BEGIN RECORDED DATA

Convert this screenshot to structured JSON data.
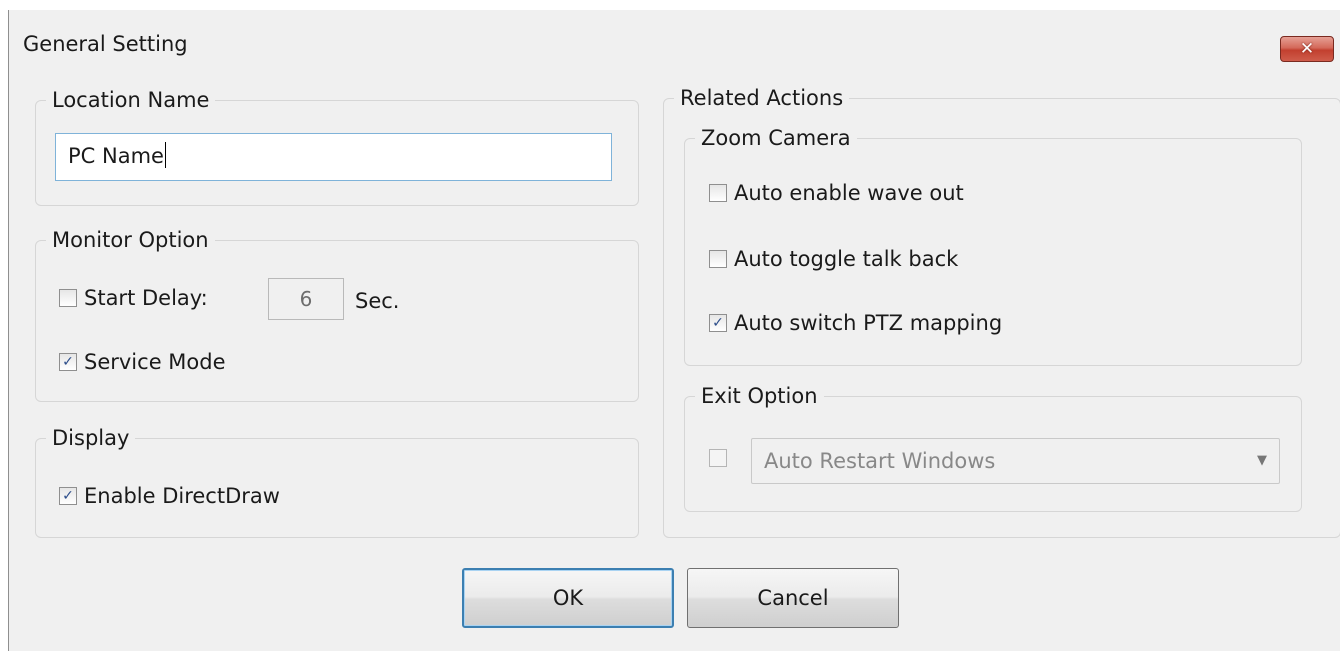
{
  "window": {
    "title": "General Setting",
    "close_label": "✕"
  },
  "location": {
    "legend": "Location Name",
    "name_value": "PC Name"
  },
  "monitor": {
    "legend": "Monitor Option",
    "start_delay_label": "Start Delay:",
    "start_delay_checked": false,
    "delay_value": "6",
    "delay_unit": "Sec.",
    "service_mode_label": "Service Mode",
    "service_mode_checked": true
  },
  "display": {
    "legend": "Display",
    "directdraw_label": "Enable DirectDraw",
    "directdraw_checked": true
  },
  "related": {
    "legend": "Related Actions",
    "zoom": {
      "legend": "Zoom Camera",
      "wave_out_label": "Auto enable wave out",
      "wave_out_checked": false,
      "talk_back_label": "Auto toggle talk back",
      "talk_back_checked": false,
      "ptz_label": "Auto switch PTZ mapping",
      "ptz_checked": true
    },
    "exit": {
      "legend": "Exit Option",
      "exit_checked": false,
      "select_value": "Auto Restart Windows"
    }
  },
  "buttons": {
    "ok_label": "OK",
    "cancel_label": "Cancel"
  }
}
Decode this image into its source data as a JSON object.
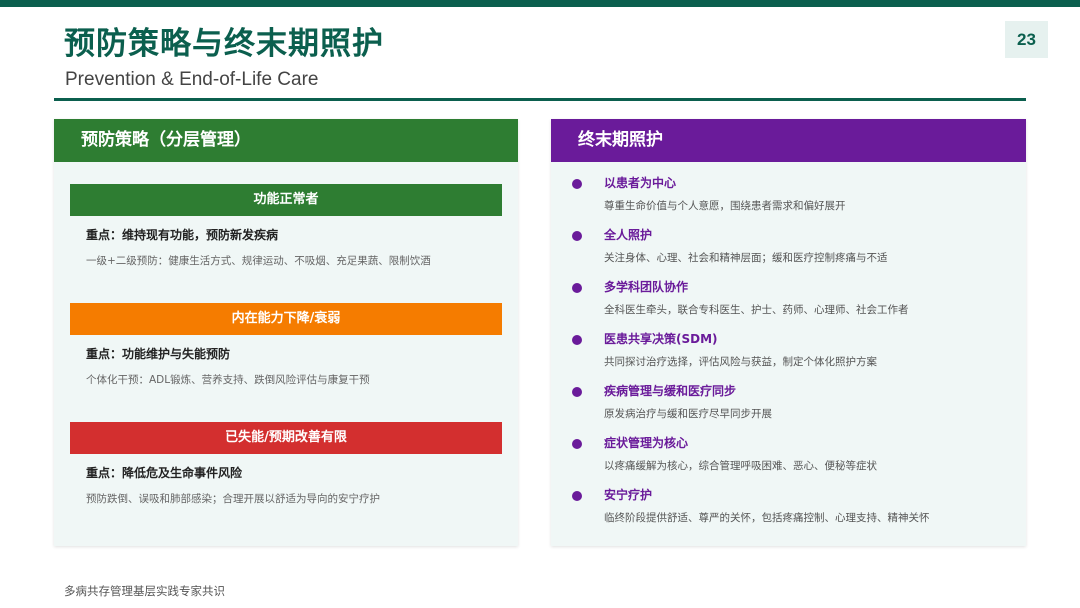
{
  "header": {
    "title": "预防策略与终末期照护",
    "subtitle": "Prevention & End-of-Life Care",
    "page_number": "23"
  },
  "colors": {
    "brand": "#0b5f4e",
    "prevention_header": "#2e7d32",
    "care_header": "#6a1b9a",
    "tier_normal": "#2e7d32",
    "tier_decline": "#f57c00",
    "tier_disabled": "#d32f2f"
  },
  "prevention": {
    "heading": "预防策略（分层管理）",
    "tiers": [
      {
        "label": "功能正常者",
        "color": "#2e7d32",
        "focus": "重点：维持现有功能，预防新发疾病",
        "desc": "一级+二级预防：健康生活方式、规律运动、不吸烟、充足果蔬、限制饮酒"
      },
      {
        "label": "内在能力下降/衰弱",
        "color": "#f57c00",
        "focus": "重点：功能维护与失能预防",
        "desc": "个体化干预：ADL锻炼、营养支持、跌倒风险评估与康复干预"
      },
      {
        "label": "已失能/预期改善有限",
        "color": "#d32f2f",
        "focus": "重点：降低危及生命事件风险",
        "desc": "预防跌倒、误吸和肺部感染；合理开展以舒适为导向的安宁疗护"
      }
    ]
  },
  "care": {
    "heading": "终末期照护",
    "items": [
      {
        "title": "以患者为中心",
        "desc": "尊重生命价值与个人意愿，围绕患者需求和偏好展开"
      },
      {
        "title": "全人照护",
        "desc": "关注身体、心理、社会和精神层面；缓和医疗控制疼痛与不适"
      },
      {
        "title": "多学科团队协作",
        "desc": "全科医生牵头，联合专科医生、护士、药师、心理师、社会工作者"
      },
      {
        "title": "医患共享决策(SDM)",
        "desc": "共同探讨治疗选择，评估风险与获益，制定个体化照护方案"
      },
      {
        "title": "疾病管理与缓和医疗同步",
        "desc": "原发病治疗与缓和医疗尽早同步开展"
      },
      {
        "title": "症状管理为核心",
        "desc": "以疼痛缓解为核心，综合管理呼吸困难、恶心、便秘等症状"
      },
      {
        "title": "安宁疗护",
        "desc": "临终阶段提供舒适、尊严的关怀，包括疼痛控制、心理支持、精神关怀"
      }
    ]
  },
  "footer": {
    "source": "多病共存管理基层实践专家共识"
  }
}
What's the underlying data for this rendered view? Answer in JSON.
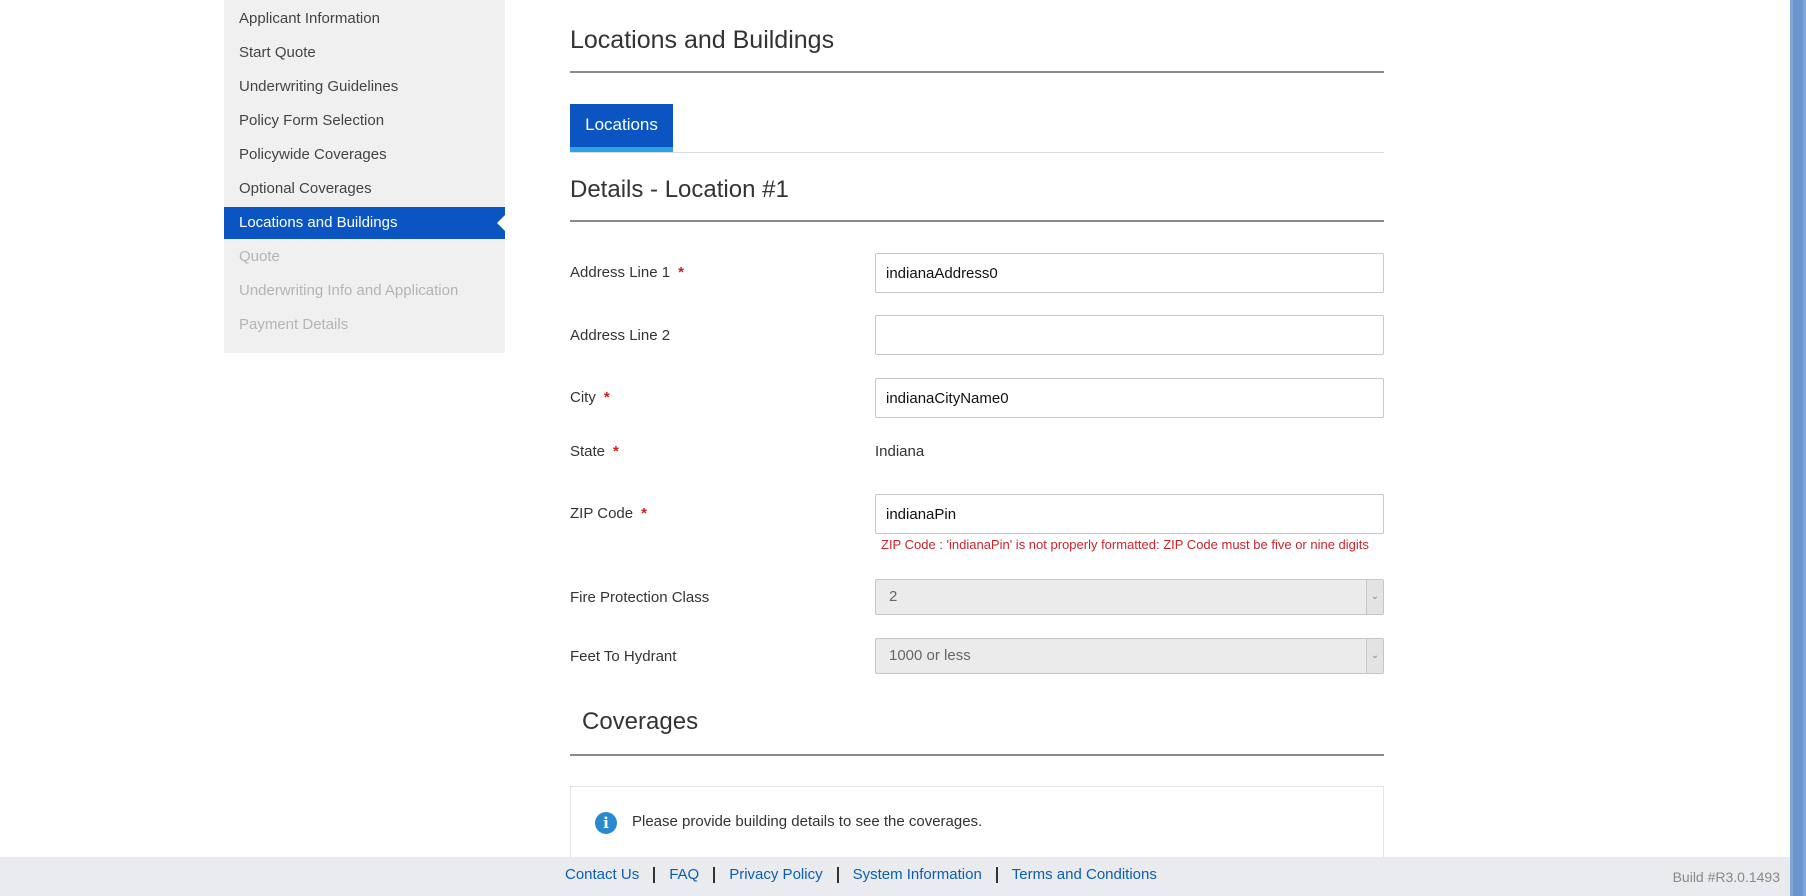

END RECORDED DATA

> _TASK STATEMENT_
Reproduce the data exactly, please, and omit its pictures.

> _EXERCISE RESULT_
Convert this screenshot to structured JSON data.
{
  "window": {
    "title": "General Setting",
    "close_label": "✕"
  },
  "location": {
    "legend": "Location Name",
    "name_value": "PC Name"
  },
  "monitor": {
    "legend": "Monitor Option",
    "start_delay_label": "Start Delay:",
    "start_delay_checked": false,
    "delay_value": "6",
    "delay_unit": "Sec.",
    "service_mode_label": "Service Mode",
    "service_mode_checked": true
  },
  "display": {
    "legend": "Display",
    "directdraw_label": "Enable DirectDraw",
    "directdraw_checked": true
  },
  "related": {
    "legend": "Related Actions",
    "zoom": {
      "legend": "Zoom Camera",
      "wave_out_label": "Auto enable wave out",
      "wave_out_checked": false,
      "talk_back_label": "Auto toggle talk back",
      "talk_back_checked": false,
      "ptz_label": "Auto switch PTZ mapping",
      "ptz_checked": true
    },
    "exit": {
      "legend": "Exit Option",
      "exit_checked": false,
      "select_value": "Auto Restart Windows"
    }
  },
  "buttons": {
    "ok_label": "OK",
    "cancel_label": "Cancel"
  }
}
Decode this image into its source data as a JSON object.
{
  "header": {
    "title": "预防策略与终末期照护",
    "subtitle": "Prevention & End-of-Life Care",
    "page_number": "23"
  },
  "colors": {
    "brand": "#0b5f4e",
    "prevention_header": "#2e7d32",
    "care_header": "#6a1b9a",
    "tier_normal": "#2e7d32",
    "tier_decline": "#f57c00",
    "tier_disabled": "#d32f2f"
  },
  "prevention": {
    "heading": "预防策略（分层管理）",
    "tiers": [
      {
        "label": "功能正常者",
        "color": "#2e7d32",
        "focus": "重点：维持现有功能，预防新发疾病",
        "desc": "一级+二级预防：健康生活方式、规律运动、不吸烟、充足果蔬、限制饮酒"
      },
      {
        "label": "内在能力下降/衰弱",
        "color": "#f57c00",
        "focus": "重点：功能维护与失能预防",
        "desc": "个体化干预：ADL锻炼、营养支持、跌倒风险评估与康复干预"
      },
      {
        "label": "已失能/预期改善有限",
        "color": "#d32f2f",
        "focus": "重点：降低危及生命事件风险",
        "desc": "预防跌倒、误吸和肺部感染；合理开展以舒适为导向的安宁疗护"
      }
    ]
  },
  "care": {
    "heading": "终末期照护",
    "items": [
      {
        "title": "以患者为中心",
        "desc": "尊重生命价值与个人意愿，围绕患者需求和偏好展开"
      },
      {
        "title": "全人照护",
        "desc": "关注身体、心理、社会和精神层面；缓和医疗控制疼痛与不适"
      },
      {
        "title": "多学科团队协作",
        "desc": "全科医生牵头，联合专科医生、护士、药师、心理师、社会工作者"
      },
      {
        "title": "医患共享决策(SDM)",
        "desc": "共同探讨治疗选择，评估风险与获益，制定个体化照护方案"
      },
      {
        "title": "疾病管理与缓和医疗同步",
        "desc": "原发病治疗与缓和医疗尽早同步开展"
      },
      {
        "title": "症状管理为核心",
        "desc": "以疼痛缓解为核心，综合管理呼吸困难、恶心、便秘等症状"
      },
      {
        "title": "安宁疗护",
        "desc": "临终阶段提供舒适、尊严的关怀，包括疼痛控制、心理支持、精神关怀"
      }
    ]
  },
  "footer": {
    "source": "多病共存管理基层实践专家共识"
  }
}
What's the underlying data for this rendered view? Answer in JSON.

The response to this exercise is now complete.